Those with longer attention spans can watch “Generals At War” by the National Geographic, or a documentary by the Smithsonian Channel (under its former name eqHD).
Accidental Nation: The History Of Singapore
How did Singapore become an independent nation? It was only after the second world war that “nationalism” gained traction in Singapore — meaning that those residing in Singapore began regarding the city as their homeland. This Discovery Channel documentary follows the events of Singapore in the 1900s, detailing its past as a British boomtown, as well as conditions leading up to, and during, the Japanese occupation in World War II. Its focus, however, is on the political changes that took place in Singapore in the mid-1950s — the threat of communism, Singapore’s relationship with (and separation from) Malaya, and the eventual formation of an independent government and nation.
The First National Day Parade
Curious about what Singapore’s first National Day Parade was like? This Roots.sg (National Heritage Board) production takes us back to the momentous celebration, with archive footage and interviews with Singaporeans who had participated in the parade. Watch more historical videos by Roots.sg on their website.
The Life Of Lee Kuan Yew
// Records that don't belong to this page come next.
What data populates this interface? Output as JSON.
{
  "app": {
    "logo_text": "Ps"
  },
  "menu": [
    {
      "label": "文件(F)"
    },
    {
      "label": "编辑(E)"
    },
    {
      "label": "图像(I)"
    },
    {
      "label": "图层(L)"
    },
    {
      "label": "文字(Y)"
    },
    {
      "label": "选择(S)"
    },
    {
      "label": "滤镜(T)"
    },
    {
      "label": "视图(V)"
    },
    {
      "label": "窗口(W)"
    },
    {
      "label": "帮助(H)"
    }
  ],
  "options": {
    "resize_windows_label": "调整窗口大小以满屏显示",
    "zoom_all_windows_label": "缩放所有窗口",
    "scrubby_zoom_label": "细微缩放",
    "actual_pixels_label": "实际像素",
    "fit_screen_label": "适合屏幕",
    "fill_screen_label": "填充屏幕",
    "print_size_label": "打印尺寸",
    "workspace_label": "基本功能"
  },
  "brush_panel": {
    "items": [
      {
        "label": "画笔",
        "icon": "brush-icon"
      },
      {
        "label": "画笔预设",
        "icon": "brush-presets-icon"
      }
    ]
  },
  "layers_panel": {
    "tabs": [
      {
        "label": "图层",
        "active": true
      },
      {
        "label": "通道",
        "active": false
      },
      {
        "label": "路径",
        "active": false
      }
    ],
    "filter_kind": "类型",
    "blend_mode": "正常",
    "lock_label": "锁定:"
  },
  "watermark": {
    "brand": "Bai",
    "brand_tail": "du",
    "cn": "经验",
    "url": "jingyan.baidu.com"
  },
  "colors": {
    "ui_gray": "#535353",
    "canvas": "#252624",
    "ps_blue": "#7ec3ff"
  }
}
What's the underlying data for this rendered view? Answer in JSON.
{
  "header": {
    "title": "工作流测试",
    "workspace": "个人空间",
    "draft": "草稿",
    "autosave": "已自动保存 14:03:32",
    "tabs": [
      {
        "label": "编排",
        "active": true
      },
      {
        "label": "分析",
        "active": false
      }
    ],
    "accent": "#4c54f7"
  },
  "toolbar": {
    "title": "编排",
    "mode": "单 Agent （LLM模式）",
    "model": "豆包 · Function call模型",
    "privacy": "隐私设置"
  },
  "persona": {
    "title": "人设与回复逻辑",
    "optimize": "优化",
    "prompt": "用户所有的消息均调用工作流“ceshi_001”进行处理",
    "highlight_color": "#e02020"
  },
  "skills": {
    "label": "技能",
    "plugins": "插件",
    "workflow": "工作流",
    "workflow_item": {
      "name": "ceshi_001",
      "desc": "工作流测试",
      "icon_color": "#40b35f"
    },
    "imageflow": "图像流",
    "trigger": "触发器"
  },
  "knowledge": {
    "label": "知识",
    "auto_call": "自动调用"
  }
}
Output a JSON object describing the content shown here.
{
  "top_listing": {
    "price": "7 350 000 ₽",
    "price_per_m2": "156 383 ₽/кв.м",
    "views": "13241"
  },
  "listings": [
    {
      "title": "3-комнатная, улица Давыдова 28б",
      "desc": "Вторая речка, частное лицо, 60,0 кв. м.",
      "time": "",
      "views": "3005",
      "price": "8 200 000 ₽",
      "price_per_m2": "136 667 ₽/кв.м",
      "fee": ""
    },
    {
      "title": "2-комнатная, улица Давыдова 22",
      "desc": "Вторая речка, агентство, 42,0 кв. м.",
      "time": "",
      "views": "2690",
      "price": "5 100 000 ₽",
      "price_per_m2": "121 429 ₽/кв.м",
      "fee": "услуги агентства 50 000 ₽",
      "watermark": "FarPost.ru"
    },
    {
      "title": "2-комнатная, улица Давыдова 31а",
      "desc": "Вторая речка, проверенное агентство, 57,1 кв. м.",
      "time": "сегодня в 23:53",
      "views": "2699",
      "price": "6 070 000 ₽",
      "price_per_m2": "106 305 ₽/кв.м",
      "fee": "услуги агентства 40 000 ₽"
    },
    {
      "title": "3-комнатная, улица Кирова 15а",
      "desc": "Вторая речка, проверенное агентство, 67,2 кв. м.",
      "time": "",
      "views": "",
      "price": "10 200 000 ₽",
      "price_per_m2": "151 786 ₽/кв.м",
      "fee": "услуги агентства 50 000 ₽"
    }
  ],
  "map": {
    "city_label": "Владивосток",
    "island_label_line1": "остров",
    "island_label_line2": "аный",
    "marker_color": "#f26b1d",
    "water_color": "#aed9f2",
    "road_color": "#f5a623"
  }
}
This two-hour documentary on Singapore’s founding father may be too long for younger children — but it should be required viewing for Singaporean teens and adults. Watch interview footage of the man himself, find out what stirred his passion for Singapore, and see how he was instrumental in creating the country that we know today.
A lesser-known effort to raise awareness about the marginalised in Singapore is “15 Shorts.” This is a project backed by the National Volunteer & Philanthropy Centre, featuring slice-of-life short films by local directors, which highlight the societal struggles experienced by Singaporeans during the 1970s to the 1990s. The intent is to portray ordinary citizens exemplifying the Singapore spirit — a spirit of determination, courage, kindness, and sense of common cause despite the often divisive politics of race, class, and creed.
One of the stories, “Guilty” (above), is about a 15-year-old delinquent. Almost everyone has given up on him, save for a police officer. The film is inspired by the true story of local inspector Chia Hwa Tong, who was known by members of the public for his remarkable service to youth.
You can watch the rest of the stories on the “15 Shorts” website. Before watching any of the films with your children, be sure to read the synopsis, so that you are aware of the themes addressed in the film.
Public Service Stars
Do you know how our public officers contribute to the wellbeing of Singaporeans? To commemorate Public Service Week, the local government released four short films to raise awareness about the work of public servants. The series was endorsed by Prime Minister Lee Hsien Loong himself, who wrote on his Facebook page:
“Would you spend a day clearing plates at a hawker centre to understand the job of [a] cleaner, or check 36,000 niches to help someone locate a departed relative’s ashes? These are just two real stories of how public officers have helped Singaporeans, featured in a series of short films. Beautifully shot, the stories are both touching and inspiring. If you haven’t watched them, you should!”
If you have a Netflix account, the Street Food series is worth watching. It’s a chance to celebrate street food stalwarts, with a peek into their private lives. The Singapore episode features hawkers selling popular local dishes such as putu piring, wonton noodles, chilli crab, and chicken rice.
City Of The Future: Singapore
What’s in store for Singapore’s future? Who are the visionary thinkers and innovators in today’s society? And how can technology change our lives for the better? Find out in this National Geographic documentary what we, as citizens, can expect in the decades to come.